After a chat with Lissa, I thought I would do a test post, highlighting a garden visit from overseas. This particular garden was in the grounds of a mansion called Musee Carnavalet. The location is right in the middle of Paris city - so there is really very little land available. Musee Carnavalet is being restored and used as an art museum, with its entry still free. It was very impressive in a lot of ways, but I'll try to stick to the limited gardens - which is why we are all here.
The buildings were of course extremely impressive and the gardens quite formal (as was/is the habit amongst those with money). You can see standardised roses and tiny manicured hedges planted to form ornate patterns in the centre of the shot.
What I really enjoyed about this opulent display of wealth from times past was the fact that the garden never lost touch with its practical roots.
Continuing the theme, we see cabbage and tomatoes in another of the beds - and of course, let's not avoid the flowers to bring the bees.

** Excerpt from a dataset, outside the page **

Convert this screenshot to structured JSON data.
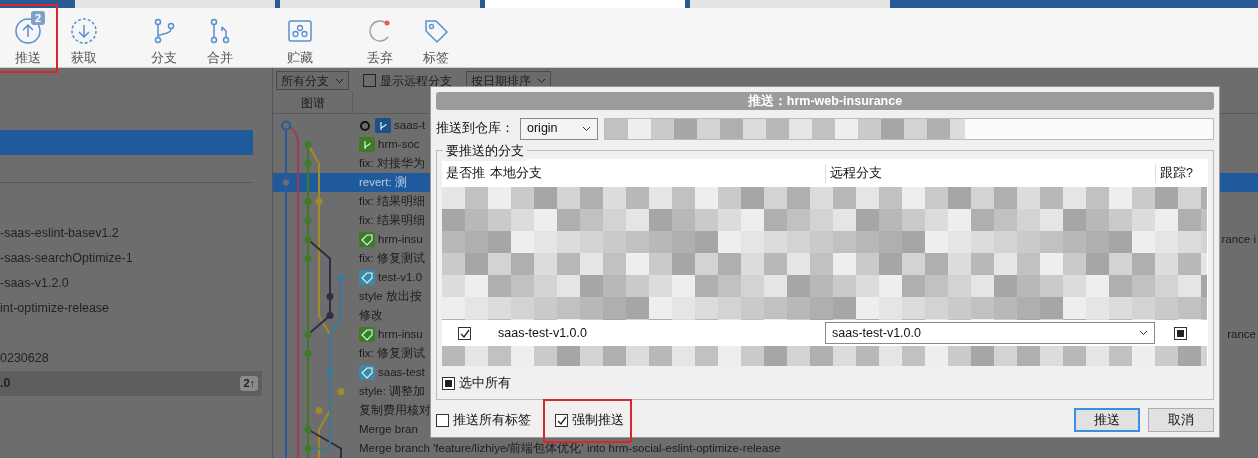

Or was it - let's include some veges amongst our flowers? Remember, the mainstay of the gardens are the tiny patterned hedges.
So, what would we choose as the highlight plant - the perfect combination of vege and flower? Too easy - artichoke!
So folks - feel free to let me know what you think. Is there a place for garden visits outside our group? Should it be a forum entry rather than in the garden group? Does it wet your appitite for a group of us (big or small) to maybe travel futher afield?
Brill, Andy! Not heard of the place nor been to Paris nor likely to go. Good to see the view of an Australian gardener rather than a travel-brochure producer.
Keen to see anything and everything to do with food gardens whether here in Oz or overseas. Like the cheesemakers and other groups I have joined, I may not do (or go) but I like to read about it!
Just gorgeous. The architecture and the over-manicured but beautiful garden. It's been 40yrs since I've been overseas and then I didn't get to France, so this is a real treat. The veg stuck amongst the formal is quite strange. Like the garden is trying to transition.
I would love to travel more to see interesting gardens. My budget doesn't extend to overseas but something a bit more local could be a goer.
Lovely Andy, I love seeing how they do gardening elsewhere especially vegies and flowers together. Thanks for the little trip to a foreign backyard.
I agree, it's good to see gardens from other places from Brisbane's view point, and particularly BLF's members view point (edibles!). Also where aesthetics and functionalities are well integrated ~ I have posted a photo album from my visit to Victoria a few years back too (Diggers club & Sovereign Hill (gold rush period)).
Thanks Florence. I had a look (and even left a comment).
Thanks Andrew ~
Thank you ladies. I'm glad it was well received.
Good pics and interesting story once again mate .I did try to grow those globe artichokes but you guessed it they died.Will have to stick with my jeruselum artichokes ,cant wait till they flower and put them on the web.I would be interested in going further afield for garden visits depending ofcourse how far.Do you think people would be interested in coming over to the southside for a visit to the wild canary its a great restaurant on the grounds of a great plant centre .Once walking out the nursery you walk through a food garden then the restaurant maybe an end of the year xmas thing .Only a suggestion
It's a good suggestion Darren.
We have a Purely Social group just itching for people to make such suggestions. Pick a date and post it (start a new thread in "add a discussion") and see who are takers.
We already have an end of year break up for the Gardening Group (see the calendar in the group) but I'm sure there would be some who would be interested in coming to the Wild Canary including myself if the date fits. I've been trying to encourage more activities on the southside so this would be great.
http://wildcanary.com.au/ looks interesting ~
Sure does. I would love to go.